Our boat had come under attack. Copper streaks began converging on us, their brilliant flanks reflecting the bright winter sun at the water's surface, unmistakable even through the short, hard chop built by the 25-knot northwest wind sweeping off the beach.
This truly unforgettable sight alone was worth the price of admission, not to mention the 8 1/2-hour drive I'd made up to Orange Beach, Alabama, the day before.
"Big redfish are out here, right off our beaches, all winter long." Capt. Clif Jones had assured me of that weeks before, insisting the drive would be worth my while. "Some days you can catch and release 20 or 30 or more, if your arms can hold out - and there's nobody fishing them!"
Seeing 15- to 30-pound bull reds in pods varying from dozens of fish to hundreds (even thousands, according to Jones, high up in the tower) in all directions made me a believer. Realizing that one has to experience this fishery to grasp it, I spent much of my time snapping photos.

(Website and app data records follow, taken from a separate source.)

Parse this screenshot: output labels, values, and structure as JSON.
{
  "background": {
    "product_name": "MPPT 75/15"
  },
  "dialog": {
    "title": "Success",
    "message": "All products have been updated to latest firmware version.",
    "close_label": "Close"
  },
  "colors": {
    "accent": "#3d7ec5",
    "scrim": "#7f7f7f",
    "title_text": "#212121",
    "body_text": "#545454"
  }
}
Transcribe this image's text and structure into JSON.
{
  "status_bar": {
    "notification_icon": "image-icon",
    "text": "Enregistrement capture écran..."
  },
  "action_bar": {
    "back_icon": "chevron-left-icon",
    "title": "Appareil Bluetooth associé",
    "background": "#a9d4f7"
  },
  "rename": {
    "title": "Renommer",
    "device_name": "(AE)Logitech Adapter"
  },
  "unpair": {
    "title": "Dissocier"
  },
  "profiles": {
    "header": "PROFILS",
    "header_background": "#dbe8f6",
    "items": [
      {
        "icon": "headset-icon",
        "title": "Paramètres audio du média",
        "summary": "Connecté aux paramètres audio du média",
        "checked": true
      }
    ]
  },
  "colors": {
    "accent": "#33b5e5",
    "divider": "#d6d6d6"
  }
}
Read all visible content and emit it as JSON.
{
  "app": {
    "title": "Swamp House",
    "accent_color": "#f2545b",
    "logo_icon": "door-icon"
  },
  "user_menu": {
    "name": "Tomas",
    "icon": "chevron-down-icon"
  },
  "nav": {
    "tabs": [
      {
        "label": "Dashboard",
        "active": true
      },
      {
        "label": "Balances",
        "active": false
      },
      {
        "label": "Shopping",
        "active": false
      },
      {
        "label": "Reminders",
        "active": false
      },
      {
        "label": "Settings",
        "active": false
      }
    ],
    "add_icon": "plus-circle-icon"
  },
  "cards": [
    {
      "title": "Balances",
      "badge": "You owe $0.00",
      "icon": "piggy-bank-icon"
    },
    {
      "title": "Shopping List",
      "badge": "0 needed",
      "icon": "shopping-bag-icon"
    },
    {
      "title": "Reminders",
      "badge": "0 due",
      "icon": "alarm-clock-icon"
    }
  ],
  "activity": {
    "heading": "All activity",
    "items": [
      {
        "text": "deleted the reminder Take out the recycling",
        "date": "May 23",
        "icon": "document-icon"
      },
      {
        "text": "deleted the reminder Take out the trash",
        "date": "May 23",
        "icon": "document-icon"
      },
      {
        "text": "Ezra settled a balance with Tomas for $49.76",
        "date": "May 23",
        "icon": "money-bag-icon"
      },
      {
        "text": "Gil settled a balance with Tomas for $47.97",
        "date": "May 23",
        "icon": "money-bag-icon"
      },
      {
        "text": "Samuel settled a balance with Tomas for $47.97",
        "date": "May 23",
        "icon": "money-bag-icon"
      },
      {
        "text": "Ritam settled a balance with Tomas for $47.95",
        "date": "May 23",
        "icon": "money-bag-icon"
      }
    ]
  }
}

I figured that without proof, I could be suspected of stating what Huck Finn would have called a "stretcher."
Of course, to truly show the action, I'd have needed a 360-degree lens shooting from atop the high tower on Jones' 290 Stamas Tarpon center console. More than once we found ourselves literally surrounded by redfish - every bit as aggressive and hungry as any school of dolphin (mahi) you've ever seen.
And best of all: It's nirvana for fly- and light-tackle enthusiasts (especially those who, like me, find no fishing thrill equal to sight-casting topwater plugs to big fish).
"These fish are hungry," Jones had told me when I wondered what sort of tackle to bring up. "They'll hit anything."
So much for finesse. Finesse is great for finicky predators, particularly when they're few and far between. There's no denying the satisfaction in catching a permit after spending hours trying to find one and then successfully presenting a fly to it.
But if you come up to Orange Beach in the winter, leave the finesse at home. This fishing is all about action - and reaction: see, cast, set, hang on. This is about anglers stumbling over each other and themselves in their haste to get a lure in the water or in their attempts to follow hooked fish around their brothers in rods.
Jones is particularly fond of hooking these brutes on the long rod - and seeing others do the same. "For a lot of guys who come out with me, this is their first time hooking a really big fish on fly," he says.
After more than 15 years as a licensed charter skipper here, Jones knows better than anyone that these bull reds are here all winter, every winter. Of course, that doesn't mean that every day Jones goes out looking for them he finds them in the numbers we did. But in fact, more often than not, he does - and some days are, amazingly, even better.
"When I started guiding [in 1991]," he explains, "everyone said that the redfish thing was pretty much over by November. It turns out they're just getting going in November!"
When the weather and Gulf cool off, the reds heat up, with rapacious fish schooling up off the northern Gulf's white-sand beaches into February.